**Directions for this task**
What is wanted is every record, duplicated word for word.

Collected data:
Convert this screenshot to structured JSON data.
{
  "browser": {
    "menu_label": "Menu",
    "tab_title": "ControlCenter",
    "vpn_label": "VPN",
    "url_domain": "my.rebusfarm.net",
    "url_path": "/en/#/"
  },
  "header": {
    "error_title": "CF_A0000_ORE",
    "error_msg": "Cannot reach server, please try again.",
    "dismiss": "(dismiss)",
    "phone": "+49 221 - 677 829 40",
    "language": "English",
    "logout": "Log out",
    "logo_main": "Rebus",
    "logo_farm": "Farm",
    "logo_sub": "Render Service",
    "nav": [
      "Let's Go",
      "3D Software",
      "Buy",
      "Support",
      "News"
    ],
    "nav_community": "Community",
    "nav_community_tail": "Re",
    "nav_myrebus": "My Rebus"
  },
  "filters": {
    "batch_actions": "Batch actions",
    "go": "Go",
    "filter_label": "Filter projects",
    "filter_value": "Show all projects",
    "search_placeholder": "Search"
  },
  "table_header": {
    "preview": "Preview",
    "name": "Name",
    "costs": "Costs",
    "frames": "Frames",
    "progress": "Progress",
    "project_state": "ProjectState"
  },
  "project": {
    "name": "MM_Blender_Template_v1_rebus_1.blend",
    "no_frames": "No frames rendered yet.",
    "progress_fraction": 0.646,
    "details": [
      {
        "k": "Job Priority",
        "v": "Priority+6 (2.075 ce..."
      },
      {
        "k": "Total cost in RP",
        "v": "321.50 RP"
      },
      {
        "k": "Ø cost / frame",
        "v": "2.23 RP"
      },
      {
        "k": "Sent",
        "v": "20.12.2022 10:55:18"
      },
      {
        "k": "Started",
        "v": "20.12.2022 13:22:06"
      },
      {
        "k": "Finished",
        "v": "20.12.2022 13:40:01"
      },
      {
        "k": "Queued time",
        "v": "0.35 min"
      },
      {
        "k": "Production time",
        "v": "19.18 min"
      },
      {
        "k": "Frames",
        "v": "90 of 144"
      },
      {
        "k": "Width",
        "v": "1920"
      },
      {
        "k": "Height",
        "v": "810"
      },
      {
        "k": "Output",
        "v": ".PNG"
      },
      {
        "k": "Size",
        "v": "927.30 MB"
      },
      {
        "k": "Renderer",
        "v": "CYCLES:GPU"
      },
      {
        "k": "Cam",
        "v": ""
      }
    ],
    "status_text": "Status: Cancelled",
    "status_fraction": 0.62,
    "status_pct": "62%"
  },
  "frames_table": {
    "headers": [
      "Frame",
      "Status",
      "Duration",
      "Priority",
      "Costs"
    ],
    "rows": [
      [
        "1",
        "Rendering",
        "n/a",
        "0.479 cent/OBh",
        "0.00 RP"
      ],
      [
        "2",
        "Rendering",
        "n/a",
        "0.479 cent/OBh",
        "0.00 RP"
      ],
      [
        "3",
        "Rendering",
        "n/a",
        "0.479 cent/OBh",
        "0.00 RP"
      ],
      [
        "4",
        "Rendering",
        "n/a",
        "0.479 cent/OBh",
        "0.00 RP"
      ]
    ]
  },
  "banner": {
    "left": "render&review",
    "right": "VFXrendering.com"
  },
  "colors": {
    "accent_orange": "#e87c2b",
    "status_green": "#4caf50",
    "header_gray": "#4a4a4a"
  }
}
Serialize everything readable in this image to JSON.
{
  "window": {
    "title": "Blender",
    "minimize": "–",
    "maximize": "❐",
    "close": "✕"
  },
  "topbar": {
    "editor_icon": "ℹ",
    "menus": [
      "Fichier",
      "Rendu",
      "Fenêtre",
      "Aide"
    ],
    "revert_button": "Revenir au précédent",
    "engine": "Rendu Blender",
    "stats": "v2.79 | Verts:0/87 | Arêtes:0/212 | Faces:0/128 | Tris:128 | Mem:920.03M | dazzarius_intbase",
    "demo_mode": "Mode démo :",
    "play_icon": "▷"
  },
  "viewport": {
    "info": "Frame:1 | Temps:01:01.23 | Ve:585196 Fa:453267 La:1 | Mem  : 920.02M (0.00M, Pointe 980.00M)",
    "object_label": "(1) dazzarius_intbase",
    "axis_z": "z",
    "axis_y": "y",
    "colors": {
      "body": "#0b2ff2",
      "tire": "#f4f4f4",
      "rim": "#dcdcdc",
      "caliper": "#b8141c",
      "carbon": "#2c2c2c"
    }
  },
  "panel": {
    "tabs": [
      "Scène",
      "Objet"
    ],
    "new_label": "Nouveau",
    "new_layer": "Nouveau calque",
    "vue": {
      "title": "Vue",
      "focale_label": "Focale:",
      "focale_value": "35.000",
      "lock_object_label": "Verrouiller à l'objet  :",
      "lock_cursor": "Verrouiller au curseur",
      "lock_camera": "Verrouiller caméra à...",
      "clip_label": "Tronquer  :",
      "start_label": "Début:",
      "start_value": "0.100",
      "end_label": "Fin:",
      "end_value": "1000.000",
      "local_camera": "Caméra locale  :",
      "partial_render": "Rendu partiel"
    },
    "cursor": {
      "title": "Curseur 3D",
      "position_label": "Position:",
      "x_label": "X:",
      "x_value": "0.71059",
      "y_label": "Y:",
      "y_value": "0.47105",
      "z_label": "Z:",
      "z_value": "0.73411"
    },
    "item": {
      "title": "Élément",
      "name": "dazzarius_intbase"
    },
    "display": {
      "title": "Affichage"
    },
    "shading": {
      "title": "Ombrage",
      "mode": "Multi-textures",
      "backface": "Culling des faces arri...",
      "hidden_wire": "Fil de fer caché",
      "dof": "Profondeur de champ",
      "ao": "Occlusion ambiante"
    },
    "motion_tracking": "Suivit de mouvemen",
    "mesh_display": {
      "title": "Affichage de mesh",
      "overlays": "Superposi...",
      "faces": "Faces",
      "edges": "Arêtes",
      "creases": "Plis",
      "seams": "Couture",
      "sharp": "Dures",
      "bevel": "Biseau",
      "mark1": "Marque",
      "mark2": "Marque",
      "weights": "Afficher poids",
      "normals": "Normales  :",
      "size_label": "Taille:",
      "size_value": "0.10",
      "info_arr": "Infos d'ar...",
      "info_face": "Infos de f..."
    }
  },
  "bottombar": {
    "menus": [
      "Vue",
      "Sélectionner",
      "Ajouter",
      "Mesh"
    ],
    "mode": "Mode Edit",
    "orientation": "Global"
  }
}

**Response area**
Convert this screenshot to structured JSON data.
{
  "browser": {
    "menu_label": "Menu",
    "tab_title": "ControlCenter",
    "vpn_label": "VPN",
    "url_domain": "my.rebusfarm.net",
    "url_path": "/en/#/"
  },
  "header": {
    "error_title": "CF_A0000_ORE",
    "error_msg": "Cannot reach server, please try again.",
    "dismiss": "(dismiss)",
    "phone": "+49 221 - 677 829 40",
    "language": "English",
    "logout": "Log out",
    "logo_main": "Rebus",
    "logo_farm": "Farm",
    "logo_sub": "Render Service",
    "nav": [
      "Let's Go",
      "3D Software",
      "Buy",
      "Support",
      "News"
    ],
    "nav_community": "Community",
    "nav_community_tail": "Re",
    "nav_myrebus": "My Rebus"
  },
  "filters": {
    "batch_actions": "Batch actions",
    "go": "Go",
    "filter_label": "Filter projects",
    "filter_value": "Show all projects",
    "search_placeholder": "Search"
  },
  "table_header": {
    "preview": "Preview",
    "name": "Name",
    "costs": "Costs",
    "frames": "Frames",
    "progress": "Progress",
    "project_state": "ProjectState"
  },
  "project": {
    "name": "MM_Blender_Template_v1_rebus_1.blend",
    "no_frames": "No frames rendered yet.",
    "progress_fraction": 0.646,
    "details": [
      {
        "k": "Job Priority",
        "v": "Priority+6 (2.075 ce..."
      },
      {
        "k": "Total cost in RP",
        "v": "321.50 RP"
      },
      {
        "k": "Ø cost / frame",
        "v": "2.23 RP"
      },
      {
        "k": "Sent",
        "v": "20.12.2022 10:55:18"
      },
      {
        "k": "Started",
        "v": "20.12.2022 13:22:06"
      },
      {
        "k": "Finished",
        "v": "20.12.2022 13:40:01"
      },
      {
        "k": "Queued time",
        "v": "0.35 min"
      },
      {
        "k": "Production time",
        "v": "19.18 min"
      },
      {
        "k": "Frames",
        "v": "90 of 144"
      },
      {
        "k": "Width",
        "v": "1920"
      },
      {
        "k": "Height",
        "v": "810"
      },
      {
        "k": "Output",
        "v": ".PNG"
      },
      {
        "k": "Size",
        "v": "927.30 MB"
      },
      {
        "k": "Renderer",
        "v": "CYCLES:GPU"
      },
      {
        "k": "Cam",
        "v": ""
      }
    ],
    "status_text": "Status: Cancelled",
    "status_fraction": 0.62,
    "status_pct": "62%"
  },
  "frames_table": {
    "headers": [
      "Frame",
      "Status",
      "Duration",
      "Priority",
      "Costs"
    ],
    "rows": [
      [
        "1",
        "Rendering",
        "n/a",
        "0.479 cent/OBh",
        "0.00 RP"
      ],
      [
        "2",
        "Rendering",
        "n/a",
        "0.479 cent/OBh",
        "0.00 RP"
      ],
      [
        "3",
        "Rendering",
        "n/a",
        "0.479 cent/OBh",
        "0.00 RP"
      ],
      [
        "4",
        "Rendering",
        "n/a",
        "0.479 cent/OBh",
        "0.00 RP"
      ]
    ]
  },
  "banner": {
    "left": "render&review",
    "right": "VFXrendering.com"
  },
  "colors": {
    "accent_orange": "#e87c2b",
    "status_green": "#4caf50",
    "header_gray": "#4a4a4a"
  }
}
Serialize everything readable in this image to JSON.
{
  "window": {
    "title": "Blender",
    "minimize": "–",
    "maximize": "❐",
    "close": "✕"
  },
  "topbar": {
    "editor_icon": "ℹ",
    "menus": [
      "Fichier",
      "Rendu",
      "Fenêtre",
      "Aide"
    ],
    "revert_button": "Revenir au précédent",
    "engine": "Rendu Blender",
    "stats": "v2.79 | Verts:0/87 | Arêtes:0/212 | Faces:0/128 | Tris:128 | Mem:920.03M | dazzarius_intbase",
    "demo_mode": "Mode démo :",
    "play_icon": "▷"
  },
  "viewport": {
    "info": "Frame:1 | Temps:01:01.23 | Ve:585196 Fa:453267 La:1 | Mem  : 920.02M (0.00M, Pointe 980.00M)",
    "object_label": "(1) dazzarius_intbase",
    "axis_z": "z",
    "axis_y": "y",
    "colors": {
      "body": "#0b2ff2",
      "tire": "#f4f4f4",
      "rim": "#dcdcdc",
      "caliper": "#b8141c",
      "carbon": "#2c2c2c"
    }
  },
  "panel": {
    "tabs": [
      "Scène",
      "Objet"
    ],
    "new_label": "Nouveau",
    "new_layer": "Nouveau calque",
    "vue": {
      "title": "Vue",
      "focale_label": "Focale:",
      "focale_value": "35.000",
      "lock_object_label": "Verrouiller à l'objet  :",
      "lock_cursor": "Verrouiller au curseur",
      "lock_camera": "Verrouiller caméra à...",
      "clip_label": "Tronquer  :",
      "start_label": "Début:",
      "start_value": "0.100",
      "end_label": "Fin:",
      "end_value": "1000.000",
      "local_camera": "Caméra locale  :",
      "partial_render": "Rendu partiel"
    },
    "cursor": {
      "title": "Curseur 3D",
      "position_label": "Position:",
      "x_label": "X:",
      "x_value": "0.71059",
      "y_label": "Y:",
      "y_value": "0.47105",
      "z_label": "Z:",
      "z_value": "0.73411"
    },
    "item": {
      "title": "Élément",
      "name": "dazzarius_intbase"
    },
    "display": {
      "title": "Affichage"
    },
    "shading": {
      "title": "Ombrage",
      "mode": "Multi-textures",
      "backface": "Culling des faces arri...",
      "hidden_wire": "Fil de fer caché",
      "dof": "Profondeur de champ",
      "ao": "Occlusion ambiante"
    },
    "motion_tracking": "Suivit de mouvemen",
    "mesh_display": {
      "title": "Affichage de mesh",
      "overlays": "Superposi...",
      "faces": "Faces",
      "edges": "Arêtes",
      "creases": "Plis",
      "seams": "Couture",
      "sharp": "Dures",
      "bevel": "Biseau",
      "mark1": "Marque",
      "mark2": "Marque",
      "weights": "Afficher poids",
      "normals": "Normales  :",
      "size_label": "Taille:",
      "size_value": "0.10",
      "info_arr": "Infos d'ar...",
      "info_face": "Infos de f..."
    }
  },
  "bottombar": {
    "menus": [
      "Vue",
      "Sélectionner",
      "Ajouter",
      "Mesh"
    ],
    "mode": "Mode Edit",
    "orientation": "Global"
  }
}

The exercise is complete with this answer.